Syllabus for MA861 A1: Partial Differential Equations in Biology

Instructor: Prof. Samuel A. Isaacson
Office: MCS 231
Email:
Time and Location: T/TH 2-3:15PM, MCS 144
Office Hours: T/TH 3:30-4:30pm in MCS 231.

Course Webpage (all course material will be posted here):

http://math.bu.edu/people/isaacson/ma861-fall-2017/ma861.html

Description:

This course provides an introduction to methods of analyzing and simulating a variety of PDEs arising from biological applications. PDEs that will be studied include those describing the motion of individual molecules (the linear diffusion equation, Fokker-Planck equation, and Kramers equation); those describing electrophysiology (the nonlinear Hodgkin-Huxley equation for action potential propagation in nerves, Biodomain equations for propagation of action potentials in cardiac tissue, and general PDEs for electrodiffusion); and those describing coupled fluid-structure interactions (the immersed boundary model coupling the Navier Stokes equations to elasticity models). The course will introduce both analytical methods (matched asymptotic analysis, singular perturbation methods, traveling wave analysis, homogenization, and more rigorous existence and uniqueness methods), along with numerical methods for the simulation of these equations (First Passage Monte Carlo Method, finite difference methods for Fokker-Planck equations, finite difference methods for nonlinear reaction-diffusion equations on trees, finite difference methods for coupled nonlinear parabolic-elliptic systems, and the Immersed Boundary Method).

Course Work and Grading:

Students will be responsible for giving two classes towards the end of the semester based on reading material provided by the instructor.

Tentative Course Outline:

  1. PDEs for Single Particle Motion

    1. Diffusion Equation

      1. First passage times to reach a small target (matched asymptotic expansions).

      2. Simulating exact first passage time statistics with the Walk on Spheres method.

      3. Inhibition and diffusion gradients.

      4. Asymptotic limit of fluctuating boundary conditions; the Robin boundary condition.

    2. Fokker-Planck Equation for Drift-Diffusion

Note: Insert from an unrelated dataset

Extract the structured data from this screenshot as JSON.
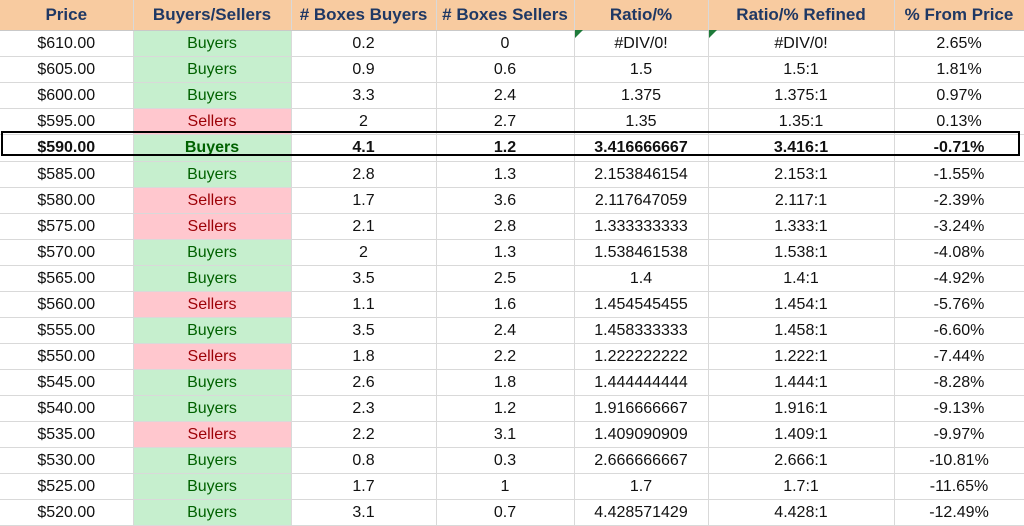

      1. First passage times to reach a small target (matched asymptotic expansions).

      2. The Robin boundary condition as the limit of a steep potential barrier.

    3. Kramers Equation

      1. Diffusion and Fokker-Planck equation as overdamped limits.

      2. Boundary Conditions for the Kramers equation and overdamped limits.

  2. PDEs for Electrophysiology

    1. Cable and Hodgkin-Huxley Equations

      1. Physical derivation.

      2. Phase plane analysis.

      3. Singular perturbation traveling wave analysis.

      4. Numerical solution of the Hodgkin-Huxley PDE model on branching trees.

    2. Bidomain Equations

      1. Cardiac excitation models.

      2. Formulation of the Bidomain equations.

      3. Numerical Methods for solving the Bidomain equations.

      4. Asymptotic homogenization methods for deriving the bidomain PDEs from single-cell models.

      5. Methods for incorporating the effect of gap junctions and fiber architecture of the heart.

    3. General Electrodiffusion Models Based on the Poisson-Nernst-Planck Equation.

      1. Well-posedness, existence, and uniqueness.

      2. Electroneutrality.

      3. Numerical methods for solving PNP-based models.

  3. PDEs for Fluid-Structure Interaction (Time-Permitting)

    1. The Immersed Boundary Equations for viscous fluids (Navier-Stokes equations) coupled to immersed elastic structures.

    2. The Immersed Boundary Method for solving the Immersed Boundary equations.

Prerequisites:

Undergraduate level linear algebra, ODEs and PDEs. Basic graduate real analysis and PDEs could be helpful for some topics but is not required.

Requirements and Grading:

50% - Class Attendance

50% - Two Presented Lectures